--- Data to examine ---

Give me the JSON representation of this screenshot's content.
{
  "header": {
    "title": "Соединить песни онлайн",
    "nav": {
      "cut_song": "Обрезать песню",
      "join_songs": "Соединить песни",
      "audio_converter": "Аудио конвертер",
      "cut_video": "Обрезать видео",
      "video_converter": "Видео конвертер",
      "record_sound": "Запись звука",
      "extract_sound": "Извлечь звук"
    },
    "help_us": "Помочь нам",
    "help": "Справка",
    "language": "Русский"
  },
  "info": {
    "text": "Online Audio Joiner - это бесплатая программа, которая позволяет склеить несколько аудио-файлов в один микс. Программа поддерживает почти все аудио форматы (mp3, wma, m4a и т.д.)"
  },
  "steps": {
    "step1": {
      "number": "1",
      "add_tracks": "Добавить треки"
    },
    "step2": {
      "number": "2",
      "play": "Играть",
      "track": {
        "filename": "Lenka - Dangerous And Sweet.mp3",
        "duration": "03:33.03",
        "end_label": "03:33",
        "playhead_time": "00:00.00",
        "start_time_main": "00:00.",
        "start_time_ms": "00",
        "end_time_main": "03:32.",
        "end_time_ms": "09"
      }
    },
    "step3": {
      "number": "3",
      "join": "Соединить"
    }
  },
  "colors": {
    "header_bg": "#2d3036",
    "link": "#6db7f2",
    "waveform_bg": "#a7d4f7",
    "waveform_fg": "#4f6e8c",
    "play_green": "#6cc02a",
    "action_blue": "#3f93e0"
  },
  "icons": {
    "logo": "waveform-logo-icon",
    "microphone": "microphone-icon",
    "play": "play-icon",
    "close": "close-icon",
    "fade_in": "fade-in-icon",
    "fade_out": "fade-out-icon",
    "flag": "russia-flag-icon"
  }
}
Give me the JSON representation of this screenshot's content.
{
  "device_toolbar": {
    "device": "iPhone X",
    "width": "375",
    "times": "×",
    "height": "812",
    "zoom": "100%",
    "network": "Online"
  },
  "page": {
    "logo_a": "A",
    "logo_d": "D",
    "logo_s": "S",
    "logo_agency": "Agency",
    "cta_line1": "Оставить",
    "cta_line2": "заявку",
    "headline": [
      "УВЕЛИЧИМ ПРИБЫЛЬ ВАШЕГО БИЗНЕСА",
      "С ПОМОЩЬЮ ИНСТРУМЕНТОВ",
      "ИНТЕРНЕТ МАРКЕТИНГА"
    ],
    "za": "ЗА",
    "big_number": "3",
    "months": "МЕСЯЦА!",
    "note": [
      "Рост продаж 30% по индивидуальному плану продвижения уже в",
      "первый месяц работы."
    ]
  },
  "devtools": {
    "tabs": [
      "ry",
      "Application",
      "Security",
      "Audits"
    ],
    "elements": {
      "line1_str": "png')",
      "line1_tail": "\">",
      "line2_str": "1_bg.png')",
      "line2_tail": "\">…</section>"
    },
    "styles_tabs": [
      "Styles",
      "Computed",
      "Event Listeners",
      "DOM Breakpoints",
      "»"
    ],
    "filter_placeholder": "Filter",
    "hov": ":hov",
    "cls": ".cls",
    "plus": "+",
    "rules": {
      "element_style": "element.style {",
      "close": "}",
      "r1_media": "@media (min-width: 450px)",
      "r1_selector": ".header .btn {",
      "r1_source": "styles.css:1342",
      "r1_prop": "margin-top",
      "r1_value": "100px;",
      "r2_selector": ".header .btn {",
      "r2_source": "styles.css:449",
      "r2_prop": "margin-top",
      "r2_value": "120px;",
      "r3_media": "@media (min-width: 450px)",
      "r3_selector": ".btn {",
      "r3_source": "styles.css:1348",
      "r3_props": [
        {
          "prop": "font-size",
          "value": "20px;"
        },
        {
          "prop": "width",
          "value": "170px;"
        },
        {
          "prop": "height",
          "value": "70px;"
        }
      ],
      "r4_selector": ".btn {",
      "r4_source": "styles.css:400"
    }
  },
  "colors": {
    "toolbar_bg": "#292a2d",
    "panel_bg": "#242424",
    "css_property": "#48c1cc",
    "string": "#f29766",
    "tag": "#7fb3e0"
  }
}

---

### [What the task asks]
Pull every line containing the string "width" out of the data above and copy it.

### [Result of this exercise]
    "width": "375",
      "r1_media": "@media (min-width: 450px)",
      "r3_media": "@media (min-width: 450px)",
          "prop": "width",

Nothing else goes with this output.